Using the records below, filter for lines that contain the string "LedgerNo" and copy them out.

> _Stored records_
* * * * *

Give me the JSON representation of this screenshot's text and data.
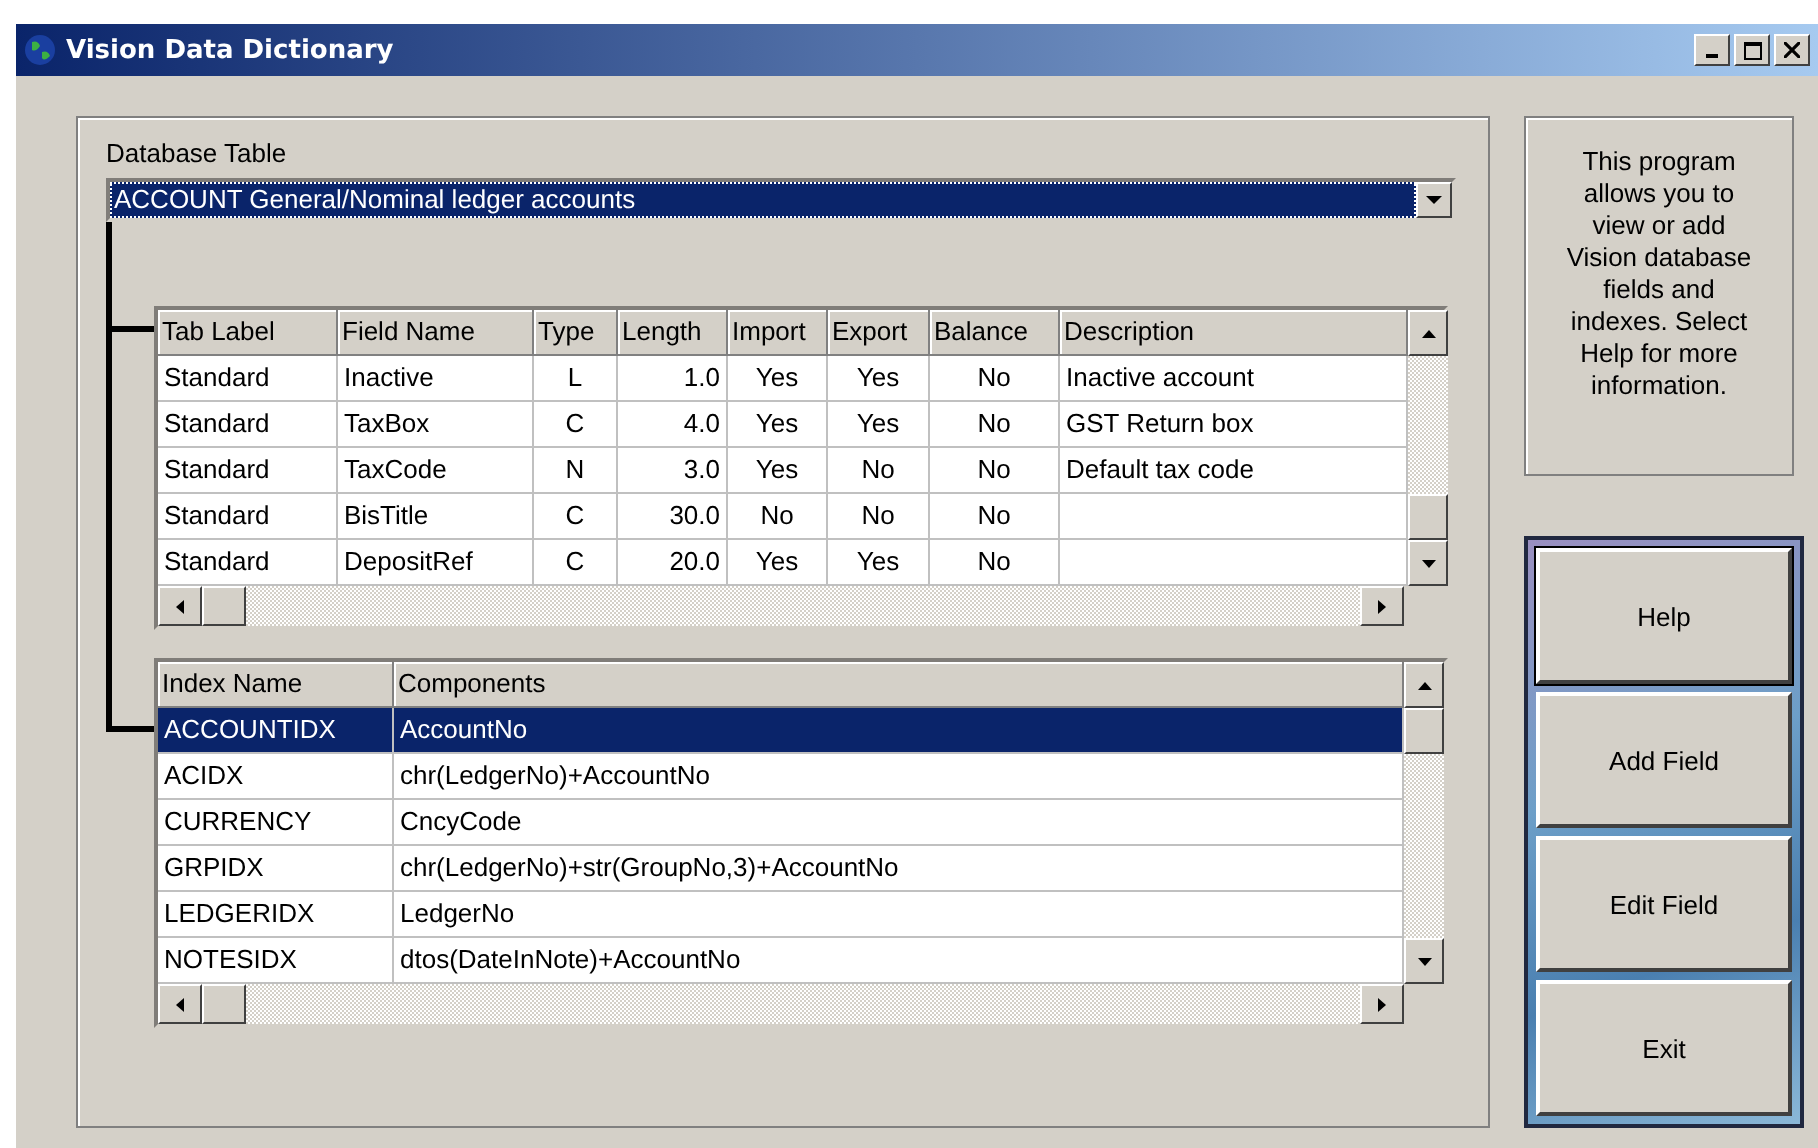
{
  "window": {
    "title": "Vision Data Dictionary"
  },
  "database_table": {
    "label": "Database Table",
    "value": "ACCOUNT  General/Nominal ledger accounts"
  },
  "fields_table": {
    "columns": [
      "Tab Label",
      "Field Name",
      "Type",
      "Length",
      "Import",
      "Export",
      "Balance",
      "Description"
    ],
    "rows": [
      [
        "Standard",
        "Inactive",
        "L",
        "1.0",
        "Yes",
        "Yes",
        "No",
        "Inactive account"
      ],
      [
        "Standard",
        "TaxBox",
        "C",
        "4.0",
        "Yes",
        "Yes",
        "No",
        "GST Return box"
      ],
      [
        "Standard",
        "TaxCode",
        "N",
        "3.0",
        "Yes",
        "No",
        "No",
        "Default tax code"
      ],
      [
        "Standard",
        "BisTitle",
        "C",
        "30.0",
        "No",
        "No",
        "No",
        ""
      ],
      [
        "Standard",
        "DepositRef",
        "C",
        "20.0",
        "Yes",
        "Yes",
        "No",
        ""
      ]
    ]
  },
  "index_table": {
    "columns": [
      "Index Name",
      "Components"
    ],
    "rows": [
      {
        "cells": [
          "ACCOUNTIDX",
          "AccountNo"
        ],
        "selected": true
      },
      {
        "cells": [
          "ACIDX",
          "chr(LedgerNo)+AccountNo"
        ],
        "selected": false
      },
      {
        "cells": [
          "CURRENCY",
          "CncyCode"
        ],
        "selected": false
      },
      {
        "cells": [
          "GRPIDX",
          "chr(LedgerNo)+str(GroupNo,3)+AccountNo"
        ],
        "selected": false
      },
      {
        "cells": [
          "LEDGERIDX",
          "LedgerNo"
        ],
        "selected": false
      },
      {
        "cells": [
          "NOTESIDX",
          "dtos(DateInNote)+AccountNo"
        ],
        "selected": false
      }
    ]
  },
  "info_text": "This program allows you to view or add Vision database fields and indexes. Select Help for more information.",
  "buttons": [
    {
      "label": "Help",
      "default": true
    },
    {
      "label": "Add Field",
      "default": false
    },
    {
      "label": "Edit Field",
      "default": false
    },
    {
      "label": "Exit",
      "default": false
    }
  ]
}
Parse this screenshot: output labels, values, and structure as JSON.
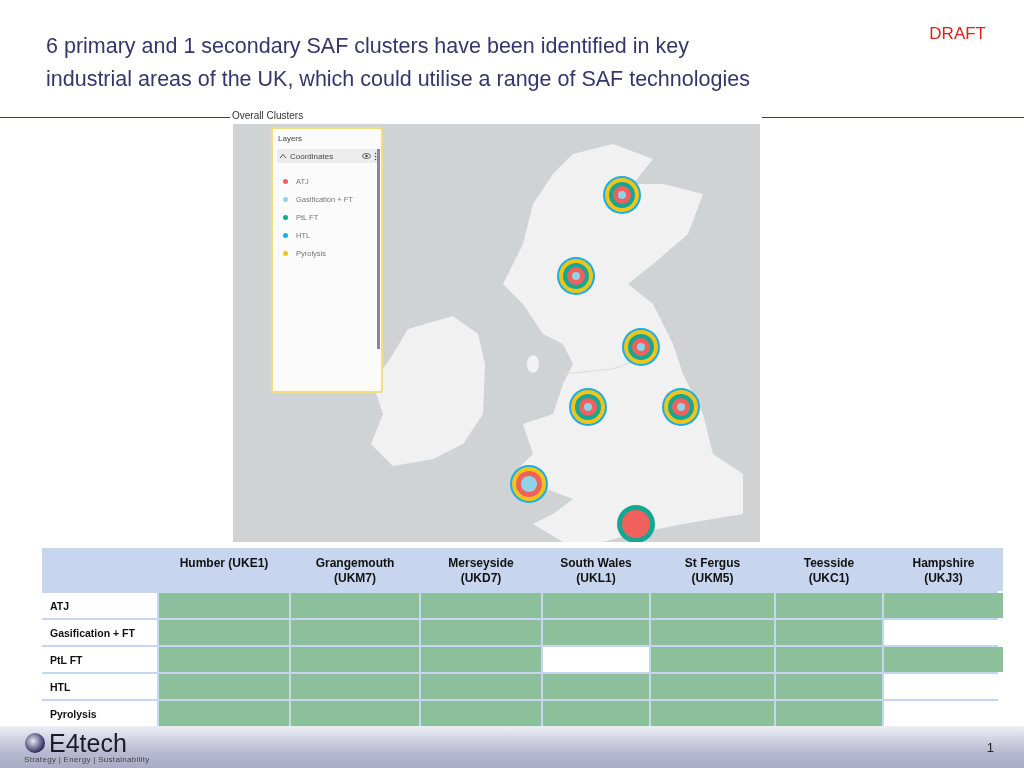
{
  "title": "6 primary and 1 secondary SAF clusters have been identified in key industrial areas of the UK, which could utilise a range of SAF technologies",
  "badge": "DRAFT",
  "map": {
    "caption": "Overall Clusters",
    "layers_panel": {
      "title": "Layers",
      "group": "Coordinates",
      "expanded": true,
      "items": [
        {
          "label": "ATJ",
          "color": "#f0605d"
        },
        {
          "label": "Gasification + FT",
          "color": "#8fd3e8"
        },
        {
          "label": "PtL FT",
          "color": "#14a894"
        },
        {
          "label": "HTL",
          "color": "#1aaee6"
        },
        {
          "label": "Pyrolysis",
          "color": "#f2c318"
        }
      ]
    }
  },
  "table": {
    "columns": [
      "Humber (UKE1)",
      "Grangemouth (UKM7)",
      "Merseyside (UKD7)",
      "South Wales (UKL1)",
      "St Fergus (UKM5)",
      "Teesside (UKC1)",
      "Hampshire (UKJ3)"
    ],
    "rows": [
      {
        "label": "ATJ",
        "cells": [
          {
            "on": true
          },
          {
            "on": true
          },
          {
            "on": true
          },
          {
            "on": true
          },
          {
            "on": true
          },
          {
            "on": true
          },
          {
            "on": true
          }
        ]
      },
      {
        "label": "Gasification + FT",
        "cells": [
          {
            "on": true
          },
          {
            "on": true
          },
          {
            "on": true
          },
          {
            "on": true
          },
          {
            "on": true
          },
          {
            "on": true
          },
          {
            "on": false
          }
        ]
      },
      {
        "label": "PtL FT",
        "cells": [
          {
            "on": true
          },
          {
            "on": true
          },
          {
            "on": true
          },
          {
            "on": false
          },
          {
            "on": true
          },
          {
            "on": true
          },
          {
            "on": true
          }
        ]
      },
      {
        "label": "HTL",
        "cells": [
          {
            "on": true
          },
          {
            "on": true
          },
          {
            "on": true
          },
          {
            "on": true
          },
          {
            "on": true
          },
          {
            "on": true
          },
          {
            "on": false
          }
        ]
      },
      {
        "label": "Pyrolysis",
        "cells": [
          {
            "on": true
          },
          {
            "on": true
          },
          {
            "on": true
          },
          {
            "on": true
          },
          {
            "on": true
          },
          {
            "on": true
          },
          {
            "on": false
          }
        ]
      }
    ]
  },
  "footer": {
    "logo": "E4tech",
    "tagline": "Strategy | Energy | Sustainability",
    "page_number": "1"
  }
}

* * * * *

> _YOUR RESPONSE_
          "chr(LedgerNo)+AccountNo"
          "chr(LedgerNo)+str(GroupNo,3)+AccountNo"
          "LedgerNo"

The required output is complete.